26. Ryff CD, Singer BH, Dienberg Love G. Positive health: connecting well-being with biology. Philos Trans R Soc Lond B Biol Sci. 2004;359:1383-1394.
27. Richardson GE, Waite PJ. Mental health promotion through resilience and resiliency education. Int J Emerg Ment Health. 2002;4:65-75.
28. Fava GA, Rafanelli C, Cazzaro M, et al. Well-being therapy. A novel psychotherapeutic approach for residual symptoms of affective disorders. Psychol Med. 1998;28:475-480.
29. Fava GA, Ruini C, Rafanelli C, et al. Six-year outcome of cognitive behavior therapy for prevention of recurrent depression. Am J Psychiatry. 2004;161:1872-1876.
30. Fava GA, Ruini C, Rafanelli C, et al. Well-being therapy of generalized anxiety disorder. Psychother Psychosom. 2005;74:26-30.
31. Ruini C, Belaise C, Brombin C, et al. Well-being therapy in school settings: a pilot study. Psychother Psychosom. 2006;75:331-336.
32. Ryff CD, Singer BH. Flourishing under fire: resilience as a prototype of challenged thriving. In: Keyes CL, Haidt J, eds. Flourishing: Positive Psychology and the Life Well-Lived. Washington, DC: American Psychological Association; 2003:15-36.

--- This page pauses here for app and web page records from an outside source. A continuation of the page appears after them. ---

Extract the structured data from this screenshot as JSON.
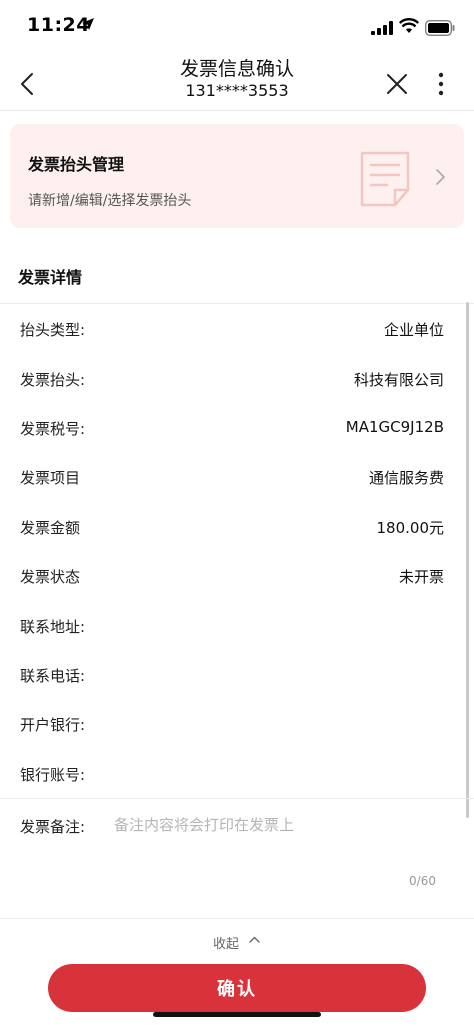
{
  "status_bar": {
    "time": "11:24"
  },
  "nav": {
    "title": "发票信息确认",
    "subtitle": "131****3553"
  },
  "header_management": {
    "title": "发票抬头管理",
    "description": "请新增/编辑/选择发票抬头"
  },
  "details": {
    "section_title": "发票详情",
    "rows": [
      {
        "label": "抬头类型:",
        "value": "企业单位"
      },
      {
        "label": "发票抬头:",
        "value": "科技有限公司"
      },
      {
        "label": "发票税号:",
        "value": "MA1GC9J12B"
      },
      {
        "label": "发票项目",
        "value": "通信服务费"
      },
      {
        "label": "发票金额",
        "value": "180.00元"
      },
      {
        "label": "发票状态",
        "value": "未开票"
      },
      {
        "label": "联系地址:",
        "value": ""
      },
      {
        "label": "联系电话:",
        "value": ""
      },
      {
        "label": "开户银行:",
        "value": ""
      },
      {
        "label": "银行账号:",
        "value": ""
      }
    ]
  },
  "remark": {
    "label": "发票备注:",
    "placeholder": "备注内容将会打印在发票上",
    "value": "",
    "counter": "0/60"
  },
  "collapse": {
    "label": "收起"
  },
  "confirm_button": {
    "label": "确认"
  },
  "colors": {
    "accent": "#d8323a",
    "card_bg": "#fdf0ee",
    "icon_tint": "#f3c7c1"
  }
}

33. Fava GA. Well-being therapy: conceptual and technical issues. Psychother Psychosom. 1999;68:171-179.
34. Miller GE, Cohen S. Psychological interventions and the immune system: a meta-analytic review and critique. Health Psychol. 2001;20:47-63.
35. Irwin M, Pike J, Oxman M. Shingles immunity and health functioning in the elderly: tai chi chih as a behavioral treatment. Evid Based Complement Alternat Med. 2004;1:223-232.
36. Irwin MR, Olmstead R, Oxman MN. Augmenting immune responses to varicella zoster virus in older adults: a randomized, controlled trial of Tai Chi. J Am Geriatr Soc. 2007;55:511-517.
37. Motivala SJ, Sollers J, Thayer J, Irwin MR. Tai chi chih acutely decreases sympathetic nervous system activity in older adults. J Gerontol A Biol Sci Med Sci. 2006;61:1177-1180.
38. Lutgendorf SK, Antoni MH, Kumar M, Schneiderman N. Changes in cognitive coping strategies predict EBV-antibody titre change following a stress-or disclosure induction. J Psychosom Res. 1994;38:63-78.
39. Segerstrom SC, Taylor SE, Kemeny ME, Fahey JL. Optimism is associated with mood, coping, and immune change in response to stress. J Pers Soc Psychol. 1998;74:1646-1655.
40. Phillips AC, Burns VE, Lord JM. Stress and exercise: getting the balance right for aging immunity. Exerc Sport Sci Rev. 2007;35:35-39.
41. Epel E, Daubenmier J, Moskowitz JT, et al. Can meditation slow rate of cellular aging? Cognitive stress, mindfulness, and telomeres. Ann N Y Acad Sci. 2009;1172:34-53.
42. Lavretsky H, Siddarth P, Irwin MR. Improving depression and enhancing resilience in family dementia caregivers: a pilot randomized placebo-controlled trial of escitalopram. Am J Geriatr Psychiatry. 2010;18:154-162.
43. Connor KM, Sutherland SM, Tupler LA, et al. Fluoxetine in post-traumatic stress disorder: randomised, double-blind study. Br J Psychiatry. 1999;175:17-22.
44. Davidson JR, Stein DJ, Rothbaum BO, et al. Resilience as a predictor of remission in PTSD patients treated with venlafaxine XR or placebo. Poster presented at: Annual Meeting of the Anxiety Disorders of America; March 23-26, 2006; Miami.

 
Loading comments...

By clicking Accept, you agree to become a member of the UBM Medica Community.